tree a

tree b

another view of tree b higher on the trunk

Any and all help gratefully received!

Ok, one last picture - this one is leaves. 

Thanks, again!

Saturday, August 11, 2012

Cooperative Green Heron

Recent rains have pretty much flooded the shorebird habitat at Briggs' Pond, but I was able to digiscope this cooperative juvenile Green Heron. He was working very hard at ridding himself of his natal down. I even managed a short video. 

If you look closely you can see his tongue sticking out. Also note all the down wrapped around his bill..

Feet are also useful in the process of getting rid of that itchy down. 

 There is always something to see when you are outside. You just need to look.

Thursday, August 9, 2012

Sandpiper Season

Well, shorebirds are starting to move through. Today there were around a dozen on the mudflat area of Briggs Pond. The species present were not too exciting, but still fun to see. And maybe an indication of things to come. I saw Killdeer, Spotted Sandpiper and Solitary Sandpiper. I managed to get this picture of one of the Spotted Sandpipers - I think it is a juvenile.

Good birding to all!

Wednesday, August 8, 2012

Double-crested Cormorant Maple Lake, Paw Paw

The Double-crested Cormorant that has been present at Maple Lake continued to be present today. In addition, there was a hooded merganser, a pied-billed grebe and some wood ducks in eclipse, as well as green heron, great blue heron, and lots of swallows of the expected species.

Hanging the wings out to dry. I love this pose.

 A hooded merganser swims in from the right.
Just to the left of the cormorant you might be able to make out the merganser tucked against the side of the sleeping mallard. 

A pair of Paw Paw's resident mute swans take turns keeping watch.
Canon G12 10MP Digital Camera - Cameras & Accessories (Google Affiliate Ad)

Monday, August 6, 2012

Being Patient is Good

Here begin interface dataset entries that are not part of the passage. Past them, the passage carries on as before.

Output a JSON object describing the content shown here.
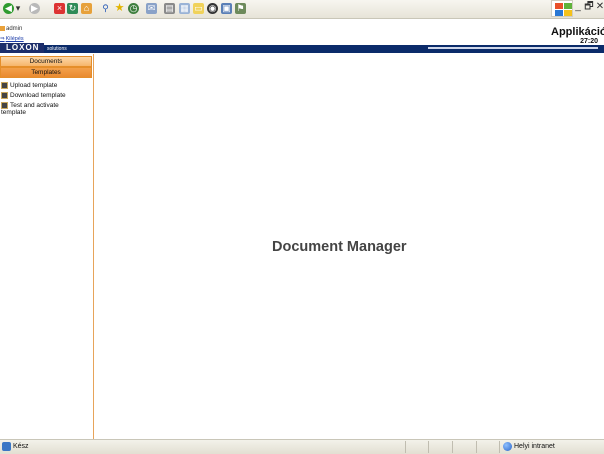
{
  "browser": {
    "toolbar_icons": [
      "back-icon",
      "forward-icon",
      "stop-icon",
      "refresh-icon",
      "home-icon",
      "search-icon",
      "favorites-icon",
      "history-icon",
      "mail-icon",
      "print-icon",
      "edit-icon",
      "discuss-icon",
      "research-icon",
      "messenger-icon"
    ],
    "window_controls": [
      "_",
      "🗗",
      "✕"
    ]
  },
  "app": {
    "user": "admin",
    "logout": "Kilépés",
    "title": "Applikáció",
    "timer": "27:20",
    "logo_text": "LOXON",
    "logo_sub": "solutions"
  },
  "sidebar": {
    "buttons": [
      {
        "label": "Documents"
      },
      {
        "label": "Templates"
      }
    ],
    "items": [
      {
        "label": "Upload template"
      },
      {
        "label": "Download template"
      },
      {
        "label": "Test and activate template"
      }
    ]
  },
  "main": {
    "title": "Document Manager"
  },
  "status": {
    "text": "Kész",
    "zone": "Helyi intranet"
  },
  "colors": {
    "accent": "#f3a04a",
    "header_bar": "#0b2b6a"
  }
}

Birding teaches patience. Maybe that is why it is my karma to be an obsessive birder, because, over and over, it feels like I am learning this lesson for the first time. I learn it when I meticulously sort through thousands of Canada Geese and am rewarded by finding the one Ross' or Snow Goose out there. I learn it when I ignore the pain in my neck as I sort through spring warblers and am rewarded when a Blackburnian Warbler steps momentarily into the sun at the very top of an oak tree. And I learned it again this am when I made one of my regular stops at Briggs' Pond in Paw Paw. When I first got out of the car and took a quick scan around I thought, "Well, wow, absolutely nada." Then the single Great Blue Heron caught my eye. This is one of my favorite birds, and they are always photogenic, so I decided to take advantage of the beautiful light and see what kind of pictures I could get. I mumbled, "Wait right there," to the GBH and ran to get my scope and my camera.  He waited, and you see the so-so fruits of my work below.  As I fiddled with my camera trying to improve the exposure, the pond slowly came to life. I heard a Belted Kingfisher rattling away, a bright yellow American Goldfinch flew into the top of a nearby shrub, and I realized that behind the GBH was a sleeping female Wood Duck.  The Great Blue was feeding actively and successfully, being rewarded for his patient stalking. He must have caught four or five fish of varying sizes while I watched, and I learned that this bird, at least, drinks a bunch of water after each catch, to help it go down? I was also interested to see he caught and ate a fair amount of green matter with each fish. Salad to go with his sashimi!
Be patient! It's fun!

Ha! Got one!

Taking a break


Saturday, August 4, 2012

This Old Tree

This is one of my favorite trees in Van Buren County. It stands on the East side of 48th St. just a little bit north of 48th Ave. It always makes me think of the Tree of Life, and when I think of the Tree of Life, I think of this tree.It stands defiantly on the edge of this cornfield and creates its own crop circle because it shades the corn from the sun. I imagine its tough roots diving deep for the center of the Earth and its branches reaching up to touch the sky, and it feels like it will always be here, immune to time.